Cathedral of St Dmitry
A quick stroll to the east of the Assumption Cathedral is the smaller Cathedral of St Dmitry, built between 1193 and 1197, where the art...
St George Church
The St George Church , near the Old Vladimir Exhibition, houses the Vladimir Theatre of Choral Music, where performances are often held...
Here is a friendly, cheapish and blissfully unauthentic pseudo-Irish pub, its walls adorned with insignia of obscure teams from obscure...
One of two side-by-side establishments on the main drag. Choose from the cosy bar, the elegant dining room or, if the weather is fine,...
Assumption Cathedral information
Lonely Planet review
Construction of this white-stone version of Kyiv’s brick Byzantine churches began in 1158 – its simple but majestic form was adorned with fine carving, innovative for the time. The cathedral gained the four outer domes when it was extended on all sides after a fire in the 1180s.

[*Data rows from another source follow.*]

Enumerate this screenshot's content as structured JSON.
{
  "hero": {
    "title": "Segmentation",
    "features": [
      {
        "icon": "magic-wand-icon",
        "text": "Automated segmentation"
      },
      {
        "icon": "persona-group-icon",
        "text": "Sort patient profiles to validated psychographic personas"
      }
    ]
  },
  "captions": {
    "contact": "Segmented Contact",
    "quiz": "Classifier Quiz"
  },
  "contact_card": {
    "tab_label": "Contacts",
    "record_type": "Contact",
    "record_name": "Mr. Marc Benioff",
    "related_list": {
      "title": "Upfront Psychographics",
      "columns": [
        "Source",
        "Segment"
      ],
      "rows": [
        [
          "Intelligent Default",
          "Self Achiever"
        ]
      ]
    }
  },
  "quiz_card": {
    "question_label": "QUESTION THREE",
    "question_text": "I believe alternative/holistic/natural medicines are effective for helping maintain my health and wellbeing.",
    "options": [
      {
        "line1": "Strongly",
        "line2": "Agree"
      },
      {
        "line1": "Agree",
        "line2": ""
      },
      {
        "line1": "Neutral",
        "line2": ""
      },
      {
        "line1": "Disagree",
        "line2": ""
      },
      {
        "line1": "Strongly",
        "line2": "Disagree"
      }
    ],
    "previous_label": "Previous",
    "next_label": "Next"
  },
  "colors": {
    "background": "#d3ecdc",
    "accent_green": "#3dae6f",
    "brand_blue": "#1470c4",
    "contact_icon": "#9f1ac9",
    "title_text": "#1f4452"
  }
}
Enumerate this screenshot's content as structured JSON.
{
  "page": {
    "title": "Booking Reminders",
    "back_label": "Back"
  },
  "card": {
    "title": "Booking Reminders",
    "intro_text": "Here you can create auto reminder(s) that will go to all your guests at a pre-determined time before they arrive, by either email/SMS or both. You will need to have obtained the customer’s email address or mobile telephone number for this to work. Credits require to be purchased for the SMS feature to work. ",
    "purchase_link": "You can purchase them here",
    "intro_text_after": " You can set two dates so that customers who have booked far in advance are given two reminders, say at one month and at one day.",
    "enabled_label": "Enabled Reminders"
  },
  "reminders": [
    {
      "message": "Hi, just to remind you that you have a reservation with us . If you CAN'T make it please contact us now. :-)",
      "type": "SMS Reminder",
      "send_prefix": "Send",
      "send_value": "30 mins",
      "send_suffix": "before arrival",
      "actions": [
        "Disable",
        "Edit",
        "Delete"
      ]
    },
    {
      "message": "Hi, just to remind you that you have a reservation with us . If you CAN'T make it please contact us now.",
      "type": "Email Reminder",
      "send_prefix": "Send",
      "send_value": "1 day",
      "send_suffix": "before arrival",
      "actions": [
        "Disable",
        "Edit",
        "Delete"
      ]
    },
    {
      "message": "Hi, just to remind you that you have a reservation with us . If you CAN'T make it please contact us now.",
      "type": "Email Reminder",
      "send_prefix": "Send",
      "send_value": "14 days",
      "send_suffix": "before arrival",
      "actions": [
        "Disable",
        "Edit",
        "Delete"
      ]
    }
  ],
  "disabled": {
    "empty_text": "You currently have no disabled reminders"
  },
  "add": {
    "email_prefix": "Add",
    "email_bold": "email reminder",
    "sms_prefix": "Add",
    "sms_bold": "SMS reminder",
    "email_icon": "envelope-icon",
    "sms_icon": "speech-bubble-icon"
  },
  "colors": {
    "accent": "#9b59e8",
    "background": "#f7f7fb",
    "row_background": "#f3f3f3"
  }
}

Inside the working church, a few restored 12th-century murals of peacocks and prophets can be deciphered about halfway up the inner wall of the outer north aisle; this was originally an outside wall. The real treasures, though, are the Last Judgment frescoes by Andrei Rublyov and Daniil Chyorny, painted in 1408 in the central nave and inner south aisle, under the choir gallery towards the west end.
The church also contains the original coffin of Alexander Nevsky of Novgorod, the 13th-century military leader who was also Prince of Vladimir. He was buried in the former Nativity Monastery east of the cathedral, but his remains were moved to St Petersburg in 1724 when Peter the Great awarded him Russian hero status.
Adjoining the cathedral on the northern side are an 1810 bell tower and the 1862 St George’s Chapel . Don’t miss the spectacular views over the bluff into the Oka valley.